But I’m noticing that my accent has been getting a little more urban, I guess? Or like Southern, um, after I worked at Golden Corral for two summers, ’cause my manager had like a Pennsylvania accent, I think. I don’t know, very Southern. And I’ve been, like, noticing that I’ve been gaining a little bit of that, I feel like. Um, you decide, though. I’ve always that Maryland was North, until that realization.
But, yeah, we’re underrated. Because, yes, we have Baltimore and D.C., I guess, but those are, like, the only, like, the only two aspects of Maryland I feel like get talked about usually. Um, like as a whole, our state, like, lacks an identity besides, like, crabs! And Old Bay! Which I haven’t even eaten that many crabs in my life. And I don’t know if I’ve ever had Old Bay! I do love seafood, though, because not only am I a Marylander, I am Peruvian, from Lima. And seafood is so popular there.
It’s one in the morning, by the way, as I record this. So I could — so my mind is a little foggy, not delivering anything coherent right now.
I just looked up the “accent tag” words. Um, this is a very popular challenge. I kinda wanna; I kinda wanna try it: aunt, roof, route, wash, oil, theater, iron, salmon, caramel, fire, water, sure. Ooh, for a while I’ve been saying “sure.” Like, “shore.” As in water shore, instead of sure, like at some point while I was working at Golden Corral. But my “sure” has gotten back to normal. Data, ruin, crayon, New Orleans. I say New Or-LEANS and not OR-luhns; I should probably fix that? Oh, I also like to say “prolly” instead of “probably” because I’m lazy.

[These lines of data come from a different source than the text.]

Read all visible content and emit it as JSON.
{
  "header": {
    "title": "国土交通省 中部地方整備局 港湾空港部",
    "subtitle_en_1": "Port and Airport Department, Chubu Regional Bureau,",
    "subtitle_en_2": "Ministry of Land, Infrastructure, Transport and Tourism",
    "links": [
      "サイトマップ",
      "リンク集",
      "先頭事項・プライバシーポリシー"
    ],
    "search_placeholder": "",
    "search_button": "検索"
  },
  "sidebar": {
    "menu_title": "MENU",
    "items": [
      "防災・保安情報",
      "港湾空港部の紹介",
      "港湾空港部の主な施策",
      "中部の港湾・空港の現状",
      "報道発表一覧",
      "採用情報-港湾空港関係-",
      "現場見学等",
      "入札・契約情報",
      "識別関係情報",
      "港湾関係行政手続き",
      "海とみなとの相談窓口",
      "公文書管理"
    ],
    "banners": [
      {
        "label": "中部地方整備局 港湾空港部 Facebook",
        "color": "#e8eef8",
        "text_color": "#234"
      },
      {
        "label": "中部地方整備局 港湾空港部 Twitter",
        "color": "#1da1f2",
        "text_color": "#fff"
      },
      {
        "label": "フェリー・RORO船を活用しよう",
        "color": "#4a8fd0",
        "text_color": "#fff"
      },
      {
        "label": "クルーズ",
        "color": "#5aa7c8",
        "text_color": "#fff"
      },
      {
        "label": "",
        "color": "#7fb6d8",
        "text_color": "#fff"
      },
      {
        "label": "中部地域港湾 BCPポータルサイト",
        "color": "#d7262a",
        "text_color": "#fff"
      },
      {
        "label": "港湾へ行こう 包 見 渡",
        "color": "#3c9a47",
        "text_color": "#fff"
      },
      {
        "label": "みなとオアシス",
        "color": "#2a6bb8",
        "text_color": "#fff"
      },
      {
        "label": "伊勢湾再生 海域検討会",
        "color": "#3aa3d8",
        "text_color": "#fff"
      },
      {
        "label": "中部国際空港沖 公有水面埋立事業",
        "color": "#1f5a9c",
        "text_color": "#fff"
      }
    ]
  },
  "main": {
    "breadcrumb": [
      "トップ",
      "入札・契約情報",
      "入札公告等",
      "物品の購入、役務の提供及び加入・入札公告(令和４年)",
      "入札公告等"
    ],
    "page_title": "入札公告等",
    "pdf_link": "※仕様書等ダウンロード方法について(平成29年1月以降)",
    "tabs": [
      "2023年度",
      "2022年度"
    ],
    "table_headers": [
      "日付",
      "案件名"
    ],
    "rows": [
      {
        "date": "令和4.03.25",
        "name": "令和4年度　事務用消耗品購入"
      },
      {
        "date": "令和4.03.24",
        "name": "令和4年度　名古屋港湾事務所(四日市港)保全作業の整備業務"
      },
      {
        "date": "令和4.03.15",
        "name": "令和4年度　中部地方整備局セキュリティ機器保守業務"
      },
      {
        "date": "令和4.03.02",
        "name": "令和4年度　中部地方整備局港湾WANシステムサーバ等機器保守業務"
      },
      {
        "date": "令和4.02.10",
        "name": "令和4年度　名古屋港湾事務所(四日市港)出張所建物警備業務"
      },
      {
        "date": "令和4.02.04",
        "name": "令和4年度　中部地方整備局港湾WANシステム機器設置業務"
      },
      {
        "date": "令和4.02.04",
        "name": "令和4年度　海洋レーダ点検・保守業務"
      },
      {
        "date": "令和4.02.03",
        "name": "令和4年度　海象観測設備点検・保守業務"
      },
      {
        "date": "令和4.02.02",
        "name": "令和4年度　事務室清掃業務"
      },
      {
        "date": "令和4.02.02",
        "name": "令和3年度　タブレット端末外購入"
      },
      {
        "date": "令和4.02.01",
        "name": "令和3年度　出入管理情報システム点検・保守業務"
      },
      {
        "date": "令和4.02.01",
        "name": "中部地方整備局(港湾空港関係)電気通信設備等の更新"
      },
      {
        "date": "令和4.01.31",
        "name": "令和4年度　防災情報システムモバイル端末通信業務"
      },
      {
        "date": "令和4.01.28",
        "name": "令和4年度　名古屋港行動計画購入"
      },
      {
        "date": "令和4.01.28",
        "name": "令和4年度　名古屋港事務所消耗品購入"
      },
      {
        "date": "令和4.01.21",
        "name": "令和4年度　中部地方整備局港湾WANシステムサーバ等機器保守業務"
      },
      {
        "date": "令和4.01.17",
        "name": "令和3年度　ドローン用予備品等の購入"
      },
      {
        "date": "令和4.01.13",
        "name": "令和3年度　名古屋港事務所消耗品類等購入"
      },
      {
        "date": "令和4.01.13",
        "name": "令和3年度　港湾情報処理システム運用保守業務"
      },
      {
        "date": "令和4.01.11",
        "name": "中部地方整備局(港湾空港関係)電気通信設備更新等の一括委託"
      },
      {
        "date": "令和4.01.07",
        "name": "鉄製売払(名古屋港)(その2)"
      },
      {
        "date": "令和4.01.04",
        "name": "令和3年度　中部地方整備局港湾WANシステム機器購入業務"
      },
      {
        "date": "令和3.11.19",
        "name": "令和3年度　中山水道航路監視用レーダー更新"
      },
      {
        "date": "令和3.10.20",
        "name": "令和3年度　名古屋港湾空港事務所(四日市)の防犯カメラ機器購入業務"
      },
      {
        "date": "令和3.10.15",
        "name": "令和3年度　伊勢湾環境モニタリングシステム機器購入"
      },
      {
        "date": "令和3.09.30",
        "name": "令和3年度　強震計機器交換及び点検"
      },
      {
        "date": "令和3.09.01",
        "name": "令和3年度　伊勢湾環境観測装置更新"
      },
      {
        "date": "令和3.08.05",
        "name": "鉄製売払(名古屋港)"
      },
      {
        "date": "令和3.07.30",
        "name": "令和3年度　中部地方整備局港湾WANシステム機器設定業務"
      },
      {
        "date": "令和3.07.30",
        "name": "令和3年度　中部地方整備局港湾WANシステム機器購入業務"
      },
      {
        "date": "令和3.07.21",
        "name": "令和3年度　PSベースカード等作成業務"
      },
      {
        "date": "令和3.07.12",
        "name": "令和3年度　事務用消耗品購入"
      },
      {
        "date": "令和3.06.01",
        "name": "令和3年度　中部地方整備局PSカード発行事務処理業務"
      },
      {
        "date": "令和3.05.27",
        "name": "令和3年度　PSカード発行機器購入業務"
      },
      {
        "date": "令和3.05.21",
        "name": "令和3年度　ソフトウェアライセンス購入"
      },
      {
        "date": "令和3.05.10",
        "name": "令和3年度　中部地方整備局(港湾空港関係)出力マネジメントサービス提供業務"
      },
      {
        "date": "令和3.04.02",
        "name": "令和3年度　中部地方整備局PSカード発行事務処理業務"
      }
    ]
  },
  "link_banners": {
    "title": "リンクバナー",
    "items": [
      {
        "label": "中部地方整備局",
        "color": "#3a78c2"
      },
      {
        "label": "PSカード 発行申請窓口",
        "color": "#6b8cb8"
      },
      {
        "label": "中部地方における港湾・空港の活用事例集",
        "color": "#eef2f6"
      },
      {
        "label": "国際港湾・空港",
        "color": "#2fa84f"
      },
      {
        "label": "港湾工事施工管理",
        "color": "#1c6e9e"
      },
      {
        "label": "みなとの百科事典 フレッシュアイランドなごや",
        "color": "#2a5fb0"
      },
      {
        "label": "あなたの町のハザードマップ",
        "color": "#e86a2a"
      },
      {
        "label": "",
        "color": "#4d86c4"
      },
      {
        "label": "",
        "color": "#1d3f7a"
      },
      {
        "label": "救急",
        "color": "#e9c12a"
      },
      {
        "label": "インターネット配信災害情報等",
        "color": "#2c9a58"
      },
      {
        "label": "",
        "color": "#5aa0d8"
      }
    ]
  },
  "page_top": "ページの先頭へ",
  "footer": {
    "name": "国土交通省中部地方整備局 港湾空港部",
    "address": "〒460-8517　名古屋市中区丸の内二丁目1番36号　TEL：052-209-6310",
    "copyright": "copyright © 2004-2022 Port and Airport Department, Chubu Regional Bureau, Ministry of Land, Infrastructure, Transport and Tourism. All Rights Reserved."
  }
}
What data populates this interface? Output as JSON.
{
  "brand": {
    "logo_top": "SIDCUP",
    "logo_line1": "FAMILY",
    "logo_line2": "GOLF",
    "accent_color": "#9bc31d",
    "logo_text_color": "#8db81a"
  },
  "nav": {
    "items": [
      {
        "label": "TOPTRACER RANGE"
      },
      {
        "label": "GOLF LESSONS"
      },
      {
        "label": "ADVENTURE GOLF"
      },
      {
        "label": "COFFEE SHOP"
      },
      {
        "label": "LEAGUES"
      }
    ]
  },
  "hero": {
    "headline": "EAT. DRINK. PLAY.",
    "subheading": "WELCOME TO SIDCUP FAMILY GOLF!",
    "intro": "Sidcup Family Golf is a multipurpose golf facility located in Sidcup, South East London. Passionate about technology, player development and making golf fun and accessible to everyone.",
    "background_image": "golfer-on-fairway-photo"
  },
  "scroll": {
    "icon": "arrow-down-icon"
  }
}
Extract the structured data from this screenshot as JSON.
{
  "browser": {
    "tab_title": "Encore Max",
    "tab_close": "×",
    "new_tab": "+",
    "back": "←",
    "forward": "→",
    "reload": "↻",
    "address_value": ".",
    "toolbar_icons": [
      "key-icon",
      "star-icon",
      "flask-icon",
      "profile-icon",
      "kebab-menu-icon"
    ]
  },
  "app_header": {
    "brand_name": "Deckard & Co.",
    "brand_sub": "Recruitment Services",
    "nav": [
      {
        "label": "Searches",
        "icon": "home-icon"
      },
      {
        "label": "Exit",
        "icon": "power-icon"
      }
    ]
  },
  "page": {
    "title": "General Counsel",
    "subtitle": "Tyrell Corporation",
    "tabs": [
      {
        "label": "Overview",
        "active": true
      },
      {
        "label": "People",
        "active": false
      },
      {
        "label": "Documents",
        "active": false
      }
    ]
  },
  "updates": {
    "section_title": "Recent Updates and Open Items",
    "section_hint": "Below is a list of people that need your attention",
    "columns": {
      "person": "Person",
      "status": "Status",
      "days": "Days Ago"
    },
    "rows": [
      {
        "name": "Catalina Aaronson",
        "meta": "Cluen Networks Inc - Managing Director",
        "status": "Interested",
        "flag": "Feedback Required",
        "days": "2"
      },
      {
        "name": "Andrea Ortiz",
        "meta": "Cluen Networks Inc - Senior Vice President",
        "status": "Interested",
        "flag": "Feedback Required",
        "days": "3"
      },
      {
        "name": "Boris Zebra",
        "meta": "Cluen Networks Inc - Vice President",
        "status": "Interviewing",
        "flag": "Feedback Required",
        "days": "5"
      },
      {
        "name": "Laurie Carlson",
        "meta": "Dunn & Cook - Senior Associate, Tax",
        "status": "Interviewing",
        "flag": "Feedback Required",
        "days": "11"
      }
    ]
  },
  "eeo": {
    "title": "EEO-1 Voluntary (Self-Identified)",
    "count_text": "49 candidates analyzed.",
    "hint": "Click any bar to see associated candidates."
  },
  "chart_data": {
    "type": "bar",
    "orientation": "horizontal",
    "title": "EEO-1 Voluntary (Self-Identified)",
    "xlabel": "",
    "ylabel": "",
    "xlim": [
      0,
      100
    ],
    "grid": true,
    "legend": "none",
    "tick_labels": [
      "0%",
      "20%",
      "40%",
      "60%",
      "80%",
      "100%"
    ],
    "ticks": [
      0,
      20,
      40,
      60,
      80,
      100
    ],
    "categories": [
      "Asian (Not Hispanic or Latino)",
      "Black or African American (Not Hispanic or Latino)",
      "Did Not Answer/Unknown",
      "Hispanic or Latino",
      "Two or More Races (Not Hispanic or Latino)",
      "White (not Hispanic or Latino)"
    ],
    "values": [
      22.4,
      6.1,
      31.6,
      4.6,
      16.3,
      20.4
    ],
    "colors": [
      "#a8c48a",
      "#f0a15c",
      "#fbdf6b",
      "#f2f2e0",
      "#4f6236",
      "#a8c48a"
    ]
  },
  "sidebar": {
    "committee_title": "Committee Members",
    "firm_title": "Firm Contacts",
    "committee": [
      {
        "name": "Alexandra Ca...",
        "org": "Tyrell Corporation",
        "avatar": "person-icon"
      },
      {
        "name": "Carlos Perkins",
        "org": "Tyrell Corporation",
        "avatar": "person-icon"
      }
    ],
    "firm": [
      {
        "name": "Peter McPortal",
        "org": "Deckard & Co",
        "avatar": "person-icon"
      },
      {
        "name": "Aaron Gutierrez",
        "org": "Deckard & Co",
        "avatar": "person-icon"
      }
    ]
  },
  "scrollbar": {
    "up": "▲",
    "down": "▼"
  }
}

Both, again, spitting image, Alabama, lawyer, coupon, mayonnaise, syrup, pajamas, caught, naturally, aluminum, envelope.
“Route” is the hardest one there. Route. I — there’s like a glottal stop when I say it for some reason. Roue. It’s just so easy. So, yeah.
Where I’ve grown up: Elkridge, Columbia, Eliccott City, that area. Very diverse. My friends are rarely the same ethnicity as me. So I guess I’ve really melted into this pot, huh?
TRANSCRIBED BY: subject
DATE OF TRANSCRIPTION (DD/MM/YYYY): 04/09/2022
PHONETIC TRANSCRIPTION OF UNSCRIPTED SPEECH: N/A
TRANSCRIBED BY: N/A
DATE OF TRANSCRIPTION (DD/MM/YYYY): N/A
SCHOLARLY COMMENTARY: N/A
COMMENTARY BY: N/A
DATE OF COMMENTARY (DD/MM/YYYY): N/A
The archive provides:
- Recordings of accent/dialect speakers from the region you select.
- Text of the speakers’ biographical details.
- Scholarly commentary and analysis in some cases.
- In most cases, an orthographic transcription of the speakers’ unscripted speech. In a small number of cases, you will also find a narrow phonetic transcription of the sample (see Phonetic Transcriptions for a complete list). The recordings average four minutes in length and feature both the reading of one of two standard passages, and some unscripted speech. The two passages are Comma Gets a Cure (currently our standard passage) and The Rainbow Passage (used in our earliest recordings).
For instructional materials or coaching in the accents and dialects represented here, please go to Other Dialect Services.